George Osborne has been accused of misleading voters by stealing the National Living Wage.
In his last Budget, the chancellor announced people over the age of 25 would have to be paid a minimum of £7.20 an hour. The pay rise came into effect on April 1.
Osborne decision to brand the change a National Living Wage (NLW) has been criticised as it sounds the same, but is different, to the existing idea of a non-legally binding Living Wage.
Appearing alongside Osborne on ITV's 'The Agenda' programme on Monday evening Money Saving Expert Martin Lewis told the chancellor: "You stole the name living wage."
He said: "In reality it's just a minimum wage for over-25s."
The Living Wage foundation recommends companies pay workers in London at least £9.40 an hour and those outside London at least £8.25.
Some companies voluntarily pay their staff these rates. But it is not the law.
Lewis said while he was "delighted" Osborne had introduced his change, it was wrong of the government to undermine the idea of a higher Living Wage.
"The Living Wage wage wasn’t yours, you should have called it another name and it's a little naughty."
He added: "It's a bit like saying: 'I just invited this amazing corn cereal things that are golden, we are going to call them Kellogg's Corn Flakes'."
Osborne defended his policy, telling Lewis his £7.20 rate had been reccomended by the "leftwing think-tank" the Resolution Foundation.
"I’m trying to balance giving people a great job, making sure they are getting fairly paid, with people not losing their jobs," he said.
Osborne told the programme he was "angry" at reports some companies were cutting staff perks in order to make up for the pay increase they now had to give their staff.

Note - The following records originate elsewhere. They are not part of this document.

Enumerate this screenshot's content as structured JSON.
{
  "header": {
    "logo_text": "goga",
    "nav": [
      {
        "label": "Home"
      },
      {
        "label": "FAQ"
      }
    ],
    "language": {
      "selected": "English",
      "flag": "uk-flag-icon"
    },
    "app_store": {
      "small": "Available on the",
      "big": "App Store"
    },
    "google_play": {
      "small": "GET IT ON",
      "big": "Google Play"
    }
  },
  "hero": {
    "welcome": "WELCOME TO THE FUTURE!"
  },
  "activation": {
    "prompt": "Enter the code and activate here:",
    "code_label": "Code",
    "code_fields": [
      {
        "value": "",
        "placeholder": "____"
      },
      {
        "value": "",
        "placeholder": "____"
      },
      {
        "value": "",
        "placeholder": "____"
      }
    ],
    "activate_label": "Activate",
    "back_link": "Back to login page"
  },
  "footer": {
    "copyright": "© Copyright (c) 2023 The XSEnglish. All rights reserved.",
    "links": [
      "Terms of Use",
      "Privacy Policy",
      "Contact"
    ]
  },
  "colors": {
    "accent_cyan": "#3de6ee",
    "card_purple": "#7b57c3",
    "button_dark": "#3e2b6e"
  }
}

"One of the things I'm proudest of in the years of doing this job is introducing the national livingwage. As the economy recovered we had to make sure that everyone benefited and its just come into effect this month. It means a £900 pay rise for a low-paid person," he said.
"I think that companies these days should be much more careful about their reputation and much more aware of their social responsibility to their workforce as well as to their community."
The chancellor added: "There are examples of companies that provided a free lunch and have cancelled it. I think they are being outed. That is all a way of shaming these companies. They are being shamed into doing the right thing."